The aluminum V8 came to our attention back in 2006 at an AMC show where we struck up a conversation with Larry Daum of Pahrump, Nevada. Larry, a lifelong AMC enthusiast and published historian, told us he had the major components for an all-aluminum AMC engine based on the first-generation 250, 287, 327 AMC V8 – predecessor to the better known second generation AMC V8 family of 1966-up which spawned the 290, 343, 360, 390, 401 V8 engines.
Research indicates Larry’s aluminum oddity resulted from a collaboration between AMC and Alcoa (The Aluminum Company of America) – with most of the heavy lifting done by Alcoa. Larry tells us he heard that Alcoa also courted business from Studebaker, Packard and perhaps Ford and GM by creating similar aluminum versions of their regular cast iron engines. It seems Alcoa was hoping to showcase the virtues of low mass aluminum engines since, as America’s largest manufacturer of aluminum products, it would stimulate plenty of future business.
But Alcoa wasn’t alone.
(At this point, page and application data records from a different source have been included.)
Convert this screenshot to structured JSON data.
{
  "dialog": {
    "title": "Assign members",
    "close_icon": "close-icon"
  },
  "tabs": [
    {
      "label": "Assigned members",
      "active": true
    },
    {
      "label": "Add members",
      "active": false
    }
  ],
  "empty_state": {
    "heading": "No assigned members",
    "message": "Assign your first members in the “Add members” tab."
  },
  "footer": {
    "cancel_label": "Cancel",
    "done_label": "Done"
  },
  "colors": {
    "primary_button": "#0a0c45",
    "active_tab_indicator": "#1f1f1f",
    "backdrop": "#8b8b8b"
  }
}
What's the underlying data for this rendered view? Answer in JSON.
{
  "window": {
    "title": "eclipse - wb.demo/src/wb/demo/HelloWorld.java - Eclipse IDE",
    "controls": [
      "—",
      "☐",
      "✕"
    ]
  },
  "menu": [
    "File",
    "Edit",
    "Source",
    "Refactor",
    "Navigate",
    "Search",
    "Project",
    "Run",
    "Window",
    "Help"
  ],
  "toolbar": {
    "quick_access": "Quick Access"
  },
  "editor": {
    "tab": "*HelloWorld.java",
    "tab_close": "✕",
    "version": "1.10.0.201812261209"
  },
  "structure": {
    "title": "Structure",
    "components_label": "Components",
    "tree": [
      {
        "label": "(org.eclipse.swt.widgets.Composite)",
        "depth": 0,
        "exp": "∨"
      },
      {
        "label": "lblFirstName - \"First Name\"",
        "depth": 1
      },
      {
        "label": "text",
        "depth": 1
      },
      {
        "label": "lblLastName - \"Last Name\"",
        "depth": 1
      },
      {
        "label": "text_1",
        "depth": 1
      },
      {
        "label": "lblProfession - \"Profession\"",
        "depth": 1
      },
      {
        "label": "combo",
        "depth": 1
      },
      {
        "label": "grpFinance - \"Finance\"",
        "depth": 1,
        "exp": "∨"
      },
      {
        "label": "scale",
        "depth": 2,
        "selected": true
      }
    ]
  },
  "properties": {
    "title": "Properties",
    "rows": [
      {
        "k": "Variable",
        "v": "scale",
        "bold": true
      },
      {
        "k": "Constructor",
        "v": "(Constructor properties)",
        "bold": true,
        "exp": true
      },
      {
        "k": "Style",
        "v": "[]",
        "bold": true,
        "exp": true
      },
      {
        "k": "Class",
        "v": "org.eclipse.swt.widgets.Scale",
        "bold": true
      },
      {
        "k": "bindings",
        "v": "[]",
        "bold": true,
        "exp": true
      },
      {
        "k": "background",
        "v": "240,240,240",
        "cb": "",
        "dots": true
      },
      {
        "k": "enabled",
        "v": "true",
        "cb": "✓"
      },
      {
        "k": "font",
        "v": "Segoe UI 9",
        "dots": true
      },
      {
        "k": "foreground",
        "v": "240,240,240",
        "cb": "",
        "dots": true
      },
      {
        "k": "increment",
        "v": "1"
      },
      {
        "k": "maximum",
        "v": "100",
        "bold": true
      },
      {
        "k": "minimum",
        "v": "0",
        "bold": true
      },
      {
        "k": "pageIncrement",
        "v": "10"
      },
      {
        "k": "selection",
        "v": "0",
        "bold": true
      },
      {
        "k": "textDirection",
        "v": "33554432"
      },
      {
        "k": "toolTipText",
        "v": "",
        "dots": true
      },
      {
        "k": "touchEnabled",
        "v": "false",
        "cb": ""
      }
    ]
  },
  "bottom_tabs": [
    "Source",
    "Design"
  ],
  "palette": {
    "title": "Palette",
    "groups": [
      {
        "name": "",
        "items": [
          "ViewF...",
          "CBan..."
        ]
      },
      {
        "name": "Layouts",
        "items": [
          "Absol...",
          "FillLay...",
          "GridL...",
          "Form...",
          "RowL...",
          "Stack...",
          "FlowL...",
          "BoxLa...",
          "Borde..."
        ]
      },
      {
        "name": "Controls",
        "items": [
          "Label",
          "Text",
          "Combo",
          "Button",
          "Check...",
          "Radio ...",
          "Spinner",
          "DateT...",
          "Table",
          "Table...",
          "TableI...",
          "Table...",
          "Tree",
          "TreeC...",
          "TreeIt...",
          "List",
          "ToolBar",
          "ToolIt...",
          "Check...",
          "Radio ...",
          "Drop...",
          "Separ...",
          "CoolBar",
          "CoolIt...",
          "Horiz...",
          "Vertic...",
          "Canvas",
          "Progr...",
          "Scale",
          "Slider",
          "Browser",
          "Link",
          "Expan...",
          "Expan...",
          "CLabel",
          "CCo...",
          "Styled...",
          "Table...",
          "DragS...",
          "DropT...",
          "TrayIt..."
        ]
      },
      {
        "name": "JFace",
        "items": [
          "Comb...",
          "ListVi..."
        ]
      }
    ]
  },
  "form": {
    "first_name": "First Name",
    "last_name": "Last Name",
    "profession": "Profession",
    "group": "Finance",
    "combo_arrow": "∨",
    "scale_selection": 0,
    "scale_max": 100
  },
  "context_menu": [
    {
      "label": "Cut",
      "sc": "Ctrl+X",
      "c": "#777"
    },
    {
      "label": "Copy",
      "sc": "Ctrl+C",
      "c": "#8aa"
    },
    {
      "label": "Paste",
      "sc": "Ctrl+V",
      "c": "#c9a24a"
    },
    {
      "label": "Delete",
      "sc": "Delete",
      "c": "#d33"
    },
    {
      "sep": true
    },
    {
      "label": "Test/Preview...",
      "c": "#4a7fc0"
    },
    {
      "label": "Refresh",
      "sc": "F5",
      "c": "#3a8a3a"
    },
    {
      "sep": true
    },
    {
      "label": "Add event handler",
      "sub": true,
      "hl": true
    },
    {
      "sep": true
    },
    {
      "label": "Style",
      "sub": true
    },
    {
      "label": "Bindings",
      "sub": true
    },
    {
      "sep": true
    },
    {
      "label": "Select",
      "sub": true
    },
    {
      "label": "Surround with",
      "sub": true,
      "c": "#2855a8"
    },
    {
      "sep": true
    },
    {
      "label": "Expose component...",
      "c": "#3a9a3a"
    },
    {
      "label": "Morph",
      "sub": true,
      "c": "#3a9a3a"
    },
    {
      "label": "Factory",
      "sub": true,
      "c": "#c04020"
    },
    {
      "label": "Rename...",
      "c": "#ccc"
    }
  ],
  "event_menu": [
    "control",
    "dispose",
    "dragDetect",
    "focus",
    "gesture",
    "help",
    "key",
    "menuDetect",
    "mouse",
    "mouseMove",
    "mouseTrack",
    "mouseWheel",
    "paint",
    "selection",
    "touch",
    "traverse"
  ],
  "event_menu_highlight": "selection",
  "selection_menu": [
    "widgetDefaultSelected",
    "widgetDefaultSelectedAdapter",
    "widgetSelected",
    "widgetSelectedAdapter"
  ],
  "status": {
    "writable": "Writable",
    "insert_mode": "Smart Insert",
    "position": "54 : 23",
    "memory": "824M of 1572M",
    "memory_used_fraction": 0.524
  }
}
Throughout the fifties, virtually all of Detroit was conducting in-house explorations into the utility of aluminum engines – separate from Alcoa’s efforts. The real world fruits of these labors can be seen in the 1960 Corvair flat-six, 1961 Buick-Olds 215 V8, 1962 Chrysler aluminum block Slant Six and yes, AMC’s own aluminum block 195.6 inline six of 1961 – none of which were produced by Alcoa.
And don’t shed a tear for Alcoa, it successfully won numerous contracts to supply all of Detroit with aluminum stampings, extrusions and castings used all over the body and interior of millions upon millions of domestic cars.
Getting back to the AMC aluminum six, it’s second in our overview and is based on a die-cast aluminum block that was manufactured for AMC by the Doehler-Jarvis division of National Lead Company, not Alcoa. Unlike the what-if alloy V8, AMC actually offered the aluminum block six as an option from 1961 through 1964. Okay, let’s dig in and learn more about these amazing aluminum engines from our one-time corporate cousin, AMC.